5.3.1. In view of the above, a relevant statement of problem with respect to the disclosure of D3, taking into account the above increased efficiency of catalyst removal, would have to be formulated in terms of "an improved process for removing residual catalyst from a polyester, further allowing a more demanding spectrum of applications".
5.3.2. The solution to this problem proposed according to Claim 1 of the application in suit, is to replace the polyethylene terephthalate polymers exemplified in D3 by a biodegradable aliphatic polyhydroxycarboxylic acid, and the organic acid by an inorganic acid.
5.3.3. There is, however, no suggestion in D3, either that the scope of application of the method could be extended to biodegradable polyhydroxycarboxylic acids according to the application in suit, or that the specific organic acids referred to D3 could be replaced by an inorganic acid, let alone that an improved removal of residual metal catalyst would thereby result.
5.3.4. Consequently, there is no hint to the solution of the technical problem in the disclosure of D3.
5.4. Nor is there any hint in this direction in D2, since it is an essential requirement of the latter, that the polymer first be fully dissolved, preferably as a dilute solution, in the organic solvent, and the solution extracted.
5.4.1. The argument in the decision under appeal, that the distinction between having the polymer in solution and having the polymer in non-dissolved form was obscure is irrelevant in view of the finding under clarity (section 3., etc., above).
5.4.2. In any case, to the extent that some part of the polymer might be dissolved in the solvent, such part falls outside the scope of the solution to the technical problem as presented in Claim 1, since the latter requires the polymer to be present in solid, undissolved form.
5.5. In summary, the solution of the technical problem does not arise in an obvious way from the state of the art.
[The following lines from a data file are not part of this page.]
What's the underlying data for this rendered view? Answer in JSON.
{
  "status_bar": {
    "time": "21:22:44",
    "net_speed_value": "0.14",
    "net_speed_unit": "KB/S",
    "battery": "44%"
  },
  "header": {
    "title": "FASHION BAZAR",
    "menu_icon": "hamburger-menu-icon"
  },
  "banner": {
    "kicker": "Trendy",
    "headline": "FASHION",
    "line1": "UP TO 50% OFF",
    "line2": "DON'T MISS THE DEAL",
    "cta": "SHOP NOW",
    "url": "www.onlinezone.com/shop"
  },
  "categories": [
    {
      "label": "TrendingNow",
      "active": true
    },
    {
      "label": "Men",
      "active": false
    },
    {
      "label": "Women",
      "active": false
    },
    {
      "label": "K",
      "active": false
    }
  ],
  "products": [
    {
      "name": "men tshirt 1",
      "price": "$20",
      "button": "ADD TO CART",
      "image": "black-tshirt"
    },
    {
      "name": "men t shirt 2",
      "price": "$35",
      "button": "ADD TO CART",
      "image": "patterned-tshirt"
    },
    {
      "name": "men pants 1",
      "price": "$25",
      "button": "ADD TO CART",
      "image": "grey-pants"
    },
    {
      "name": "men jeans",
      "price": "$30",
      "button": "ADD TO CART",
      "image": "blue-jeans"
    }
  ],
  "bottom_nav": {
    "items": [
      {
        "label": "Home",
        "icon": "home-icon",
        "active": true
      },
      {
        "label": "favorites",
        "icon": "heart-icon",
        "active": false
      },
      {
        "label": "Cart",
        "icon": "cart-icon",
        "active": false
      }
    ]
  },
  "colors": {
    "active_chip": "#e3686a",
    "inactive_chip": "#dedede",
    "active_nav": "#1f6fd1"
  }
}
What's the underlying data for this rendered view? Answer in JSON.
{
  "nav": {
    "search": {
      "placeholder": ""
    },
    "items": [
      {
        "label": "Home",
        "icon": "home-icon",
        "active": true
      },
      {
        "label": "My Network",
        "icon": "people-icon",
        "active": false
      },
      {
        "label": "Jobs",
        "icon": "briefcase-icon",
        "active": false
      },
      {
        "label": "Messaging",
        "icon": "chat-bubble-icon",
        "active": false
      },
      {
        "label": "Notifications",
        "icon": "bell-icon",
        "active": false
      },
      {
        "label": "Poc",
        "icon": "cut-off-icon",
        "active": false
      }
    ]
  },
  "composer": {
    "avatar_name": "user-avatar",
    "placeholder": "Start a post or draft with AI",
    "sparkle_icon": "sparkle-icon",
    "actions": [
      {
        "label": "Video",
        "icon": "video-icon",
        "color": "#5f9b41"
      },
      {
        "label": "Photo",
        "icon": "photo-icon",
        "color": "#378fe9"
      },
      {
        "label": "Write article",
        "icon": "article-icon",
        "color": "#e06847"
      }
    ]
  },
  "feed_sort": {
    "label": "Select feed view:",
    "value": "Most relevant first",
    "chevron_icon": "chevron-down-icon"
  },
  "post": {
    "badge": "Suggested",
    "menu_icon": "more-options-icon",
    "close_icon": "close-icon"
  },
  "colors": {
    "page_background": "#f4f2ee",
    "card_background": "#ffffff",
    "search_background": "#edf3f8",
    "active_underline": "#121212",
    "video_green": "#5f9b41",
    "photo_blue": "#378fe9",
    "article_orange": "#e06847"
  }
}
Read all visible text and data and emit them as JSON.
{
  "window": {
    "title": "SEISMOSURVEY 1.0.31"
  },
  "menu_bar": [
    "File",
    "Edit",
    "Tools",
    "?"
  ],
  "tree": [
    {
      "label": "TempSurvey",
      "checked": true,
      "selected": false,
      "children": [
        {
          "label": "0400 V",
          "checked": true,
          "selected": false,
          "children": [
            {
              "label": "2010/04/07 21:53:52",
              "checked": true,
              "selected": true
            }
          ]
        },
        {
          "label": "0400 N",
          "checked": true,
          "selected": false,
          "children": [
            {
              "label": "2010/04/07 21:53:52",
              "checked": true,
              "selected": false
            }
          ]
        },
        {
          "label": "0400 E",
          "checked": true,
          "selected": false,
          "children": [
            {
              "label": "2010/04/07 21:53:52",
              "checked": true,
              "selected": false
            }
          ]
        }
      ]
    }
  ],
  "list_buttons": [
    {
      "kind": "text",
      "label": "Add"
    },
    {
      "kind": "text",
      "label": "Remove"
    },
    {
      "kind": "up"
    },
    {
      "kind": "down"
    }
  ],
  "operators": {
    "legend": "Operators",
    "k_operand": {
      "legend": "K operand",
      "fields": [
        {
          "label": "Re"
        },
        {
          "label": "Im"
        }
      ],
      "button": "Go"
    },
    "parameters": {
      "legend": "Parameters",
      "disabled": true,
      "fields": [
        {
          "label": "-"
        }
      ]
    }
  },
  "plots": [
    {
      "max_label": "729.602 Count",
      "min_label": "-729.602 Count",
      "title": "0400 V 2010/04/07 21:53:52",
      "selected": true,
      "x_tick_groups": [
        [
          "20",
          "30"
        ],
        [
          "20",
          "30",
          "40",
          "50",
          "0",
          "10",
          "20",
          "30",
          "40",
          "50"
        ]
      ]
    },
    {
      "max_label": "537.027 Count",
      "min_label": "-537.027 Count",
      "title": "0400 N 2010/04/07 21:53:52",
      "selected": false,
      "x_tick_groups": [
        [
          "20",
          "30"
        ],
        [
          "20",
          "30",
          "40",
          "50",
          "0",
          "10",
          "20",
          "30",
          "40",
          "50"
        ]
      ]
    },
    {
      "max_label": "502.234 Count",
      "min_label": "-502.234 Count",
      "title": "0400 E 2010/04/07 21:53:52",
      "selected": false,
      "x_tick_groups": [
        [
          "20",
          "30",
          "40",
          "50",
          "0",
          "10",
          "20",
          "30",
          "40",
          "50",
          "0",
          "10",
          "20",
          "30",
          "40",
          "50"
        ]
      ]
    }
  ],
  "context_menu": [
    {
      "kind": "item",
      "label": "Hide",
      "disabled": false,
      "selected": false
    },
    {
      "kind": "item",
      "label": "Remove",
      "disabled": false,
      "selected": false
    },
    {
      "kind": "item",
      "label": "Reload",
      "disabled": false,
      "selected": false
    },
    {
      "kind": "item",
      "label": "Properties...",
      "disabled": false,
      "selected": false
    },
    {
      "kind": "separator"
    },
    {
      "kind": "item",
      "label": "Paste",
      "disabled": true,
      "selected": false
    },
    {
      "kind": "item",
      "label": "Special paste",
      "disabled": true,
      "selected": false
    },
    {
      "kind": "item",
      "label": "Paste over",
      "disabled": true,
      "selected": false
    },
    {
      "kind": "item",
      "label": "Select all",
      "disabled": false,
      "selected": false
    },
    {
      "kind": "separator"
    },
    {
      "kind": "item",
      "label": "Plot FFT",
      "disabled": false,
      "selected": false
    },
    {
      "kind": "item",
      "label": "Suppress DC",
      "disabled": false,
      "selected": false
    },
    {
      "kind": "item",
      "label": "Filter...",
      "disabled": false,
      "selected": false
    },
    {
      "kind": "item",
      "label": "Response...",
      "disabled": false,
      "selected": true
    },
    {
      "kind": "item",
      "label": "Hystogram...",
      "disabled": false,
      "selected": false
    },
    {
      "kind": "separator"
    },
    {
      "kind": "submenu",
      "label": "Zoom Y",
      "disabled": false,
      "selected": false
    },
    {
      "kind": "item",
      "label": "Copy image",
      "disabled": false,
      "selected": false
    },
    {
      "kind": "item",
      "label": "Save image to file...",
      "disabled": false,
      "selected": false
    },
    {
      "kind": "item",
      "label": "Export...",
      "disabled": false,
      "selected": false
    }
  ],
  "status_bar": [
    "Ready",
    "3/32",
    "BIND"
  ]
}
Consequently the subject-matter of Claim 1, and therefore of dependent Claims 2 to 4, involves an inventive step within the meaning of Article 56 EPC.
6. It follows from the above, that the main request must be allowed. It is not, therefore, necessary for the Board further to consider the claims of the auxiliary request.
7. With regard to the description, whilst the Board sees no objection to the incorporation of the amended pages 1, 3, 4, 4a, 4b and 5 filed as an attachment to the claims of the main request with the submission of 28. July 2000, nevertheless it notes that a reference remains in the description on page 8, lines 2 and 3, to the use of organic acids such as acetic acid and p-toluenesulfonic acid. These fall outside the scope of Claim 1 and should presumably be cancelled in the course of consequent amendment of the description. This issue is introduced into the proceeding in accordance with G 10/93 (OJ EPO 1995, 172).
For these reasons it is decided that:
1. The decision under appeal is set aside.
2. The case is referred back to the Examining Division with the order to grant a patent on the basis of Claims 1 to 4 of the main request filed on 28 July 2000, after any necessary consequential amendment of the description.